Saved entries
╔══

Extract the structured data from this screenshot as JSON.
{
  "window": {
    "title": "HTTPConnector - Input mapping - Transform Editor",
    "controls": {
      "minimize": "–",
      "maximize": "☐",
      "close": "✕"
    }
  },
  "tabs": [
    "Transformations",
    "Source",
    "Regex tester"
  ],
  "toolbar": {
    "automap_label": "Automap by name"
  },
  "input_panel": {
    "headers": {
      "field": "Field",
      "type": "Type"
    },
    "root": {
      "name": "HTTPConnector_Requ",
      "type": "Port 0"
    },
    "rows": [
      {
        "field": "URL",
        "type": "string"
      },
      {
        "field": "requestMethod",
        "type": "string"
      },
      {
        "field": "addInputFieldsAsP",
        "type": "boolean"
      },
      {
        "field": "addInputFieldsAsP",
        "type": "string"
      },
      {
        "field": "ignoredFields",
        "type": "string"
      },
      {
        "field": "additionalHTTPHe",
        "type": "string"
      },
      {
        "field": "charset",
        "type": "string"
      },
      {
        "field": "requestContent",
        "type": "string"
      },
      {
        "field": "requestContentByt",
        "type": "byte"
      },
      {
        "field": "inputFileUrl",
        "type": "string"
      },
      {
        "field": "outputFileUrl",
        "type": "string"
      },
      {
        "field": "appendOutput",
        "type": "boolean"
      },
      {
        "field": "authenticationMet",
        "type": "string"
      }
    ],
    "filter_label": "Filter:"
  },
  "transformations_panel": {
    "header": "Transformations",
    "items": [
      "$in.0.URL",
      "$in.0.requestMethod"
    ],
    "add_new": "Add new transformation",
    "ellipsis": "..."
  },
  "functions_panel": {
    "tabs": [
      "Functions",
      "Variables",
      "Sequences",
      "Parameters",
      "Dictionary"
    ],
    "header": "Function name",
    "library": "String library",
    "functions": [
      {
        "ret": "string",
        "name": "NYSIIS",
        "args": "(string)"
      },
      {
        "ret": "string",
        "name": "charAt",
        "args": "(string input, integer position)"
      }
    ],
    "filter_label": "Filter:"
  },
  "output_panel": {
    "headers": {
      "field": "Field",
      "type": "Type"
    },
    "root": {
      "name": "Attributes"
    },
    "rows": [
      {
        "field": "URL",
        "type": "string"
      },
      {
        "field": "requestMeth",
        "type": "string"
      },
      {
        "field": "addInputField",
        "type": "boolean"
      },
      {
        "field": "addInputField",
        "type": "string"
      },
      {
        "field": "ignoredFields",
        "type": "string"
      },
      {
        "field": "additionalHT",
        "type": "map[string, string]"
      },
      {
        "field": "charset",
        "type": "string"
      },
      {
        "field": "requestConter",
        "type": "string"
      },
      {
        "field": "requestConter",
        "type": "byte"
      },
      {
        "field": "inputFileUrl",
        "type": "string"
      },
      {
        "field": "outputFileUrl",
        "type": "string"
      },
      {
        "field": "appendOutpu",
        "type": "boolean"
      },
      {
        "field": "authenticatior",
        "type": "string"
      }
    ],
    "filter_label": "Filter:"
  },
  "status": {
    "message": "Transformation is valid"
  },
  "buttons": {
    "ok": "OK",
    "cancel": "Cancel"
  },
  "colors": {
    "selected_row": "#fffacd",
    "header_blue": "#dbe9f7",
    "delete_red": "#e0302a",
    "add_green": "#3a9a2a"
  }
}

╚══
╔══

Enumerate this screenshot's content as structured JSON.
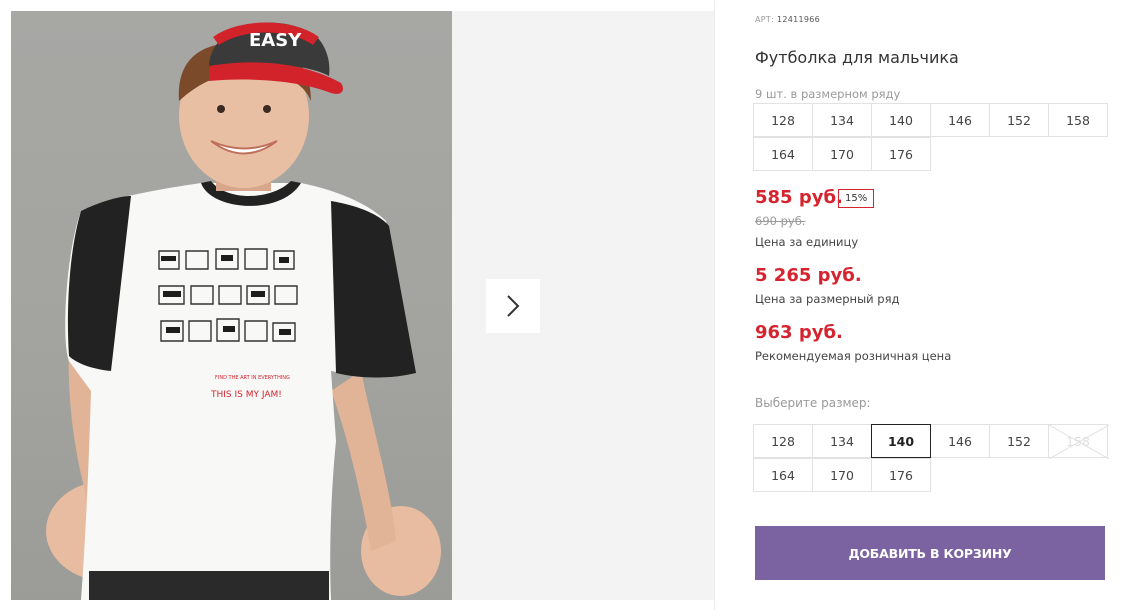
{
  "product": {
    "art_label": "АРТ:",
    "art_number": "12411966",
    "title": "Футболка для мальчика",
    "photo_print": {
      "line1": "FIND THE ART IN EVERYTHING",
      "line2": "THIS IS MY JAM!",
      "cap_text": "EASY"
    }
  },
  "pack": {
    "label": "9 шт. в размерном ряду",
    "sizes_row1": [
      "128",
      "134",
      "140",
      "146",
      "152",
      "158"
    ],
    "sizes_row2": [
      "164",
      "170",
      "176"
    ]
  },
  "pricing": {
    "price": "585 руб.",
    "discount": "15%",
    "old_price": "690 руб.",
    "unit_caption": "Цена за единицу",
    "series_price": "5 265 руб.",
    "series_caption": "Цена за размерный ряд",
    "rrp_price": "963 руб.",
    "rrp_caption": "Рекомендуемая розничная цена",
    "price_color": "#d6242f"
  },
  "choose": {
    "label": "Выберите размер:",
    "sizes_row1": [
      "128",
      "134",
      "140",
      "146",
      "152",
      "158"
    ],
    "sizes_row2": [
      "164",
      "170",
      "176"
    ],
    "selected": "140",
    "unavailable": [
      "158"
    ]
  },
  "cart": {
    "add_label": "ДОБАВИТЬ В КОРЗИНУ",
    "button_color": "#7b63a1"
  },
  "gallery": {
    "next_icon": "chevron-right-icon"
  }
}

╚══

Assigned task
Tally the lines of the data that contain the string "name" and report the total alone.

Task response
6